People with learning disabilities

The guidance on this page is for carers of persons who have a learning disability and are involved in a case as a victim or witness.

COPFS also has easy-read guides available explaining the court process. These are designed for readers with learning difficulties.

Court cases and learning disabilities

If a person with a learning disability is a victim of, or witness to, a crime, and has been asked to give evidence at court, it's likely that their evidence is essential. This means that without it, offenders may not be brought to justice.

The court takes seriously what any witnesses saw, heard, or experienced of the incident. If we send out a citation for someone you are carer for, please ensure that they attend.

We will protect their rights as a witness. They have the right to be treated fairly and with respect. We will help people with a learning disability to do everything they are able to. We will also take action if other people are trying to scare them while they give evidence.

Identifying needs early

If you are a carer for a person we have asked to give evidence, let us know as soon as possible if they will need extra support or if you think that they might benefit from it.

Once we know that the witness has a learning disability, our Victim Information and Advice service can get involved to provide further information and support. (See link below for details or call 0300 020 3000.) They will tell victims and witnesses about what is happening with the case.


We may want to meet with individual witnesses before the case goes to court. This is so we can find out what evidence they have and put it together into a statement. We call this precognition. Read more about it here.

Precognition is a good time for us to see if someone should be treated as a vulnerable witness. We may be able to plan special measures to make the court experience less stressful. (See link below for more information: Vulnerable victims and witnesses.)

Appropriate adults

In some cases, an ‘appropriate adult’ may be present at the precognition interview. This person helps us and the person with learning difficulties talk and understand each other. Appropriate adults have special training to do this.

What carers can and cannot do

Carers can help professionals involved in the case to know the witness’ level of understanding. You can also help them deal with our citation papers.

Before the trial, carers may want to prepare disabled witnesses for court. However, you must not:

  • discuss what evidence they plan to give
  • coach them or help them rehearse what to say
  • show approval or disapproval of certain evidence

If the court agrees, a carer, who is not a witness, can be a ‘supporter’ for the disabled witness. This lets you sit with the person for moral support. If you are a supporter, you must not touch, speak, or gesture to the witness as they give evidence.

Issues at court

When someone with a learning disability is involved in a court case, the judge may intervene.

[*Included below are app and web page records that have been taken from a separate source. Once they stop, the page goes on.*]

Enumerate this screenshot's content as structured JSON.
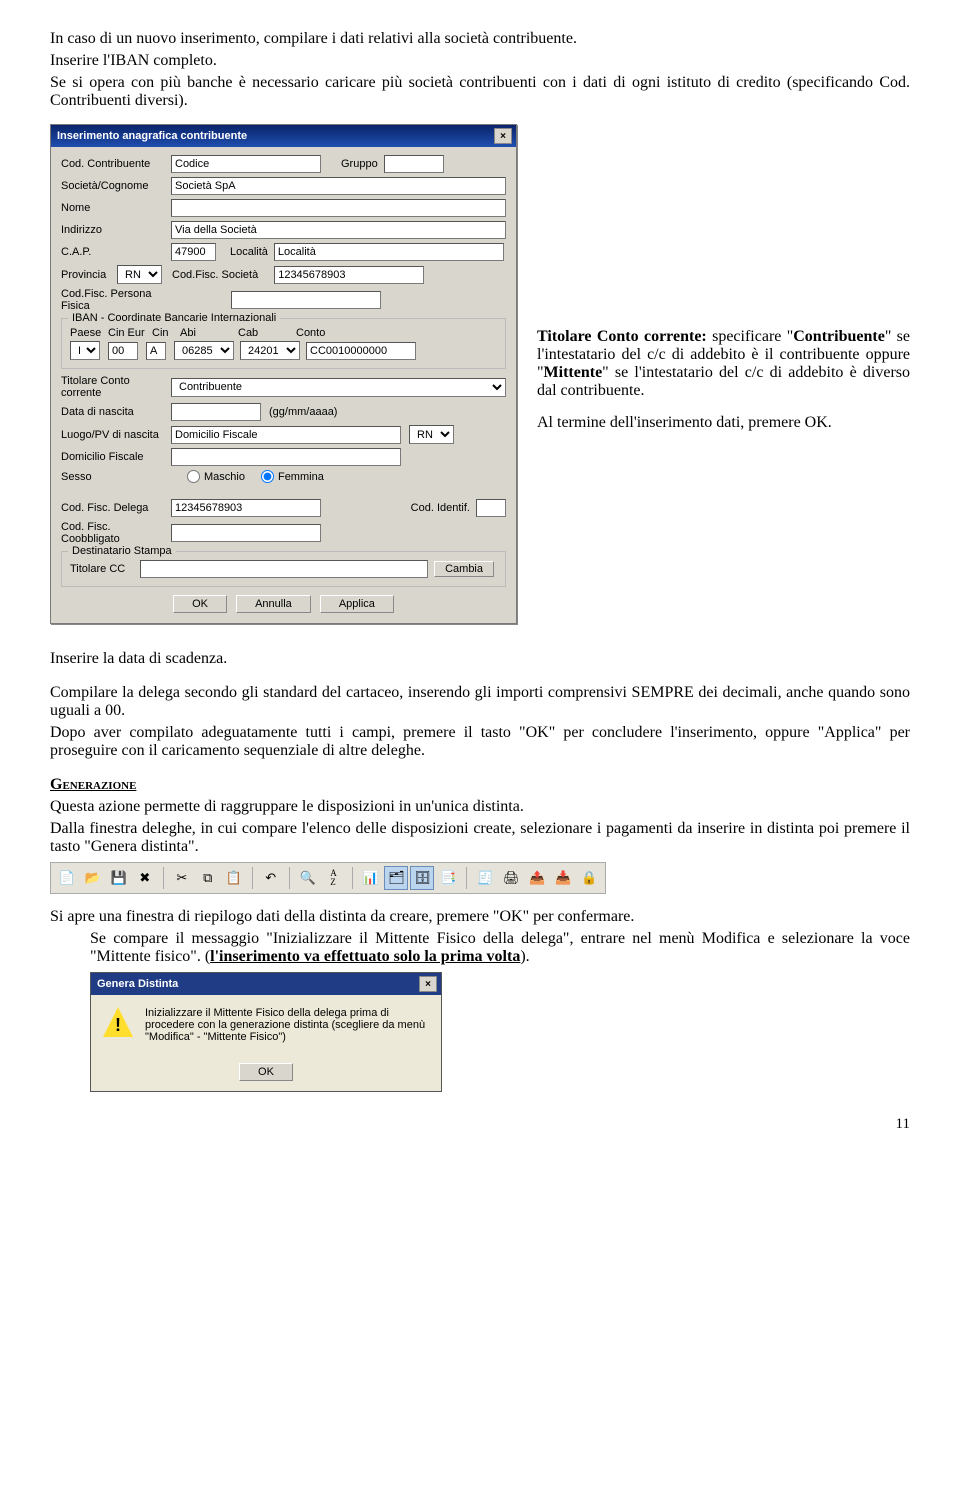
{
  "intro": {
    "p1": "In caso di un nuovo inserimento, compilare i dati relativi alla società contribuente.",
    "p2": "Inserire l'IBAN completo.",
    "p3": "Se si opera con più banche è necessario caricare più società contribuenti con i dati di ogni istituto di credito (specificando Cod. Contribuenti diversi)."
  },
  "dialog": {
    "title": "Inserimento anagrafica contribuente",
    "close": "×",
    "labels": {
      "codContribuente": "Cod. Contribuente",
      "gruppo": "Gruppo",
      "societa": "Società/Cognome",
      "nome": "Nome",
      "indirizzo": "Indirizzo",
      "cap": "C.A.P.",
      "localita": "Località",
      "provincia": "Provincia",
      "cfSocieta": "Cod.Fisc. Società",
      "cfPersona": "Cod.Fisc. Persona Fisica",
      "ibanGroup": "IBAN - Coordinate Bancarie Internazionali",
      "paese": "Paese",
      "cinEur": "Cin Eur",
      "cin": "Cin",
      "abi": "Abi",
      "cab": "Cab",
      "conto": "Conto",
      "titolare": "Titolare Conto corrente",
      "dataNascita": "Data di nascita",
      "dateHint": "(gg/mm/aaaa)",
      "luogoPV": "Luogo/PV di nascita",
      "domicilio": "Domicilio Fiscale",
      "sesso": "Sesso",
      "maschio": "Maschio",
      "femmina": "Femmina",
      "cfDelega": "Cod. Fisc. Delega",
      "codIdentif": "Cod. Identif.",
      "cfCoobbligato": "Cod. Fisc. Coobbligato",
      "destStampaGroup": "Destinatario Stampa",
      "titolareCC": "Titolare CC",
      "cambia": "Cambia"
    },
    "values": {
      "codContribuente": "Codice",
      "gruppo": "",
      "societa": "Società SpA",
      "nome": "",
      "indirizzo": "Via della Società",
      "cap": "47900",
      "localita": "Località",
      "provincia": "RN",
      "cfSocieta": "12345678903",
      "cfPersona": "",
      "paese": "IT",
      "cinEur": "00",
      "cin": "A",
      "abi": "06285",
      "cab": "24201",
      "conto": "CC0010000000",
      "titolare": "Contribuente",
      "dataNascita": "",
      "luogo": "Domicilio Fiscale",
      "pvNascita": "RN",
      "domicilio": "",
      "cfDelega": "12345678903",
      "codIdentif": "",
      "cfCoobbligato": "",
      "destTitolareCC": ""
    },
    "buttons": {
      "ok": "OK",
      "annulla": "Annulla",
      "applica": "Applica"
    }
  },
  "rightCol": {
    "p1a": "Titolare Conto corrente:",
    "p1b": " specificare \"",
    "p1c": "Contribuente",
    "p1d": "\" se l'intestatario del c/c di addebito è il contribuente oppure \"",
    "p1e": "Mittente",
    "p1f": "\" se l'intestatario del c/c di addebito è diverso dal contribuente.",
    "p2": "Al termine dell'inserimento dati, premere OK."
  },
  "body2": {
    "p1": "Inserire la data di scadenza.",
    "p2": "Compilare la delega secondo gli standard del cartaceo, inserendo gli importi comprensivi SEMPRE dei decimali, anche quando sono uguali a 00.",
    "p3": "Dopo aver compilato adeguatamente tutti i campi, premere il tasto \"OK\" per concludere l'inserimento, oppure \"Applica\" per proseguire con il caricamento sequenziale di altre deleghe.",
    "genTitle": "Generazione",
    "gen1": "Questa azione permette di raggruppare le disposizioni in un'unica distinta.",
    "gen2": "Dalla finestra deleghe, in cui compare l'elenco delle disposizioni create, selezionare i pagamenti da inserire in distinta poi premere il tasto \"Genera distinta\"."
  },
  "toolbarIcons": [
    "new-icon",
    "open-icon",
    "save-icon",
    "delete-icon",
    "cut-icon",
    "copy-icon",
    "paste-icon",
    "undo-icon",
    "find-icon",
    "sort-icon",
    "filter-icon",
    "form1-icon",
    "form2-icon",
    "report-icon",
    "genera-distinta-icon",
    "print-icon",
    "export-icon",
    "import-icon",
    "lock-icon"
  ],
  "afterToolbar": {
    "p1": "Si apre una finestra di  riepilogo dati della distinta da creare, premere \"OK\" per confermare.",
    "p2a": "Se compare il messaggio \"Inizializzare il Mittente Fisico della delega\", entrare nel menù Modifica e selezionare la voce \"Mittente fisico\". (",
    "p2b": "l'inserimento va effettuato solo la prima volta",
    "p2c": ")."
  },
  "msgbox": {
    "title": "Genera Distinta",
    "close": "×",
    "text": "Inizializzare il Mittente Fisico della delega prima di procedere con la generazione distinta (scegliere da menù \"Modifica\" - \"Mittente Fisico\")",
    "ok": "OK"
  },
  "pageNumber": "11"
}
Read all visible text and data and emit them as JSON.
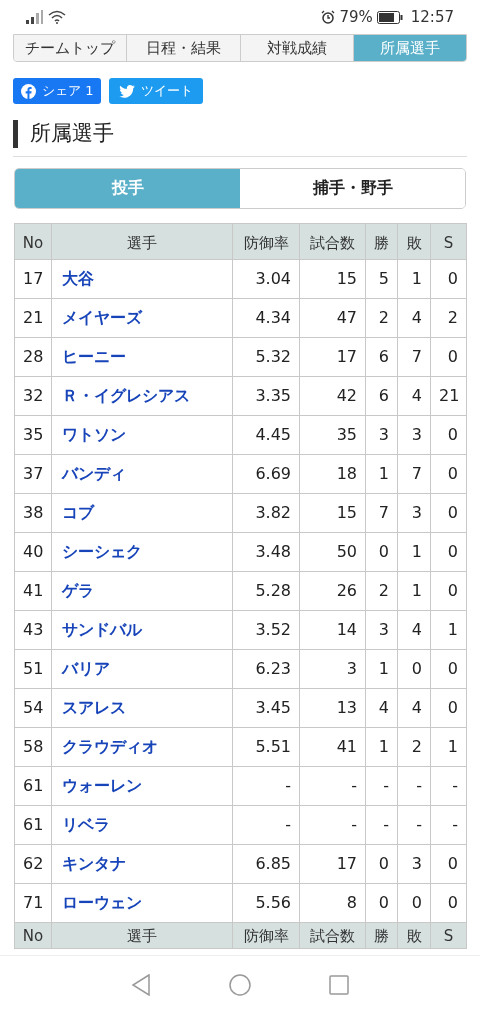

We want witnesses with a learning disability to be comfortable when they speak to the court. The judge might let them sit while giving evidence, or take regular breaks. We may offer other measures to help them worry less about other people in the courtroom. (See link below for more information: Vulnerable victims and witnesses.)


Understanding courts and cases

The court, the case, and the justice process can be hard to understand. You may need help explaining these things to the person involved in the case.

We can give you video clips and easy-read, accessible picture booklets. They describe the court and the different people in it. These resources show what it is like to be in court, and what we need witnesses to do. They also explain the special measures that help vulnerable witnesses to cope with giving evidence.

Victim Support Scotland

This organisation gives emotional and practical support. It also has its Witness Service. They can take people to see what an empty courtroom is like before the actual trial happens.